So whether he’s connected to Scout Sunday or some other activity of the youth agency, Schaefer said he is as committed to the work as he is his faith — with no plans to stop.
The Boy Scouts of America designates the Sunday that falls before Feb. 8 (Scouting Anniversary Day) as Scout Sunday, which is the primary date to recognize the contributions of young people and adults to Scouting. However, each chartered organization can use either of two other options to celebrate this special day.
An organization can adopt a specific Sunday to celebrate. In the instance of the United Methodist Church, Scout Sunday is celebrated on the second Sunday in February.
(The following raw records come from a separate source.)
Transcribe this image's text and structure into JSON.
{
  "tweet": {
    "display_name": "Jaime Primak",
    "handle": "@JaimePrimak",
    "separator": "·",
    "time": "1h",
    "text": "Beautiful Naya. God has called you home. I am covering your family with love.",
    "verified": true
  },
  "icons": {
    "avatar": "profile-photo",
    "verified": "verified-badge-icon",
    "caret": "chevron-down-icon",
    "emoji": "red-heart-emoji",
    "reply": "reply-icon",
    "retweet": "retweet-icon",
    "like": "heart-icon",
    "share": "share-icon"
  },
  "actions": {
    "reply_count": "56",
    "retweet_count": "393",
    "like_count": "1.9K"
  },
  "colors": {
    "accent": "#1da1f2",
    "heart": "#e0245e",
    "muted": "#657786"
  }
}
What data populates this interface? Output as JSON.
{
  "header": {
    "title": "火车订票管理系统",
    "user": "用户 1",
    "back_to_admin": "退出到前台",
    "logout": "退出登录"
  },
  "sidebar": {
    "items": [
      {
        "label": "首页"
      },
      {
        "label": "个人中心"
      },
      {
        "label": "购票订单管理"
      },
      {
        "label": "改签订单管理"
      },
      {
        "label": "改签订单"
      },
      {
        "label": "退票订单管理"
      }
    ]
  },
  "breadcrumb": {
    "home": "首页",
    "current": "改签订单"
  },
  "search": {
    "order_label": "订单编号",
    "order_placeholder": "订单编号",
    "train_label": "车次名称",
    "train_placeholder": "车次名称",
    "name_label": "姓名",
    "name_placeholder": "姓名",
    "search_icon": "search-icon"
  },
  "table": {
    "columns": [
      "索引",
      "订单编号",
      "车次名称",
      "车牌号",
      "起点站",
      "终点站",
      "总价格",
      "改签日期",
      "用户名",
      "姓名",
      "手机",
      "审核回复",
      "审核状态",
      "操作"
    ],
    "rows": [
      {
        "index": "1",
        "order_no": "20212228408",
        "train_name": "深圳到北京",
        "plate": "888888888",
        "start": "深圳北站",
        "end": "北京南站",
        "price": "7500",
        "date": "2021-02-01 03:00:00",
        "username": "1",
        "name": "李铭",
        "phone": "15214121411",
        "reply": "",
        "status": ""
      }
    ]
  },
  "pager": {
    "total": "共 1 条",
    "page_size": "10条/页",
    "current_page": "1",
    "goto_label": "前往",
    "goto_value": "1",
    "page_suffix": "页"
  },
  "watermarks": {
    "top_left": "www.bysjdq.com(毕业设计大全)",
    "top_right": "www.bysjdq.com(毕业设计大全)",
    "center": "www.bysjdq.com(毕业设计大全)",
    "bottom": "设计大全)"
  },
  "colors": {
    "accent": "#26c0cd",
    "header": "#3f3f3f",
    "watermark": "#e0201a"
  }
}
It also is permissible for a local church to celebrate on the Sunday most acceptable to the pastor and congregation.
Famous Eagle Scouts include former President Gerald Ford, Secretary of Defense Donald Rumsfeld, and astronauts Neil Armstrong and James Lovell.
Tiger Cubs: first grade.
Cub Scouts: second to third grades.
Webelos: fourth and fifth grades.
Boy Scouts: ages 11 to 18.
Varsity Scouts: ages 14 to 18.
Venturing: co-ed high-adventure programming for those ages 14 to 20.
Contact Jon Ocheltree at 812-336-6809 or send an email to firstname.lastname@example.org or go to beascout.scouting.org.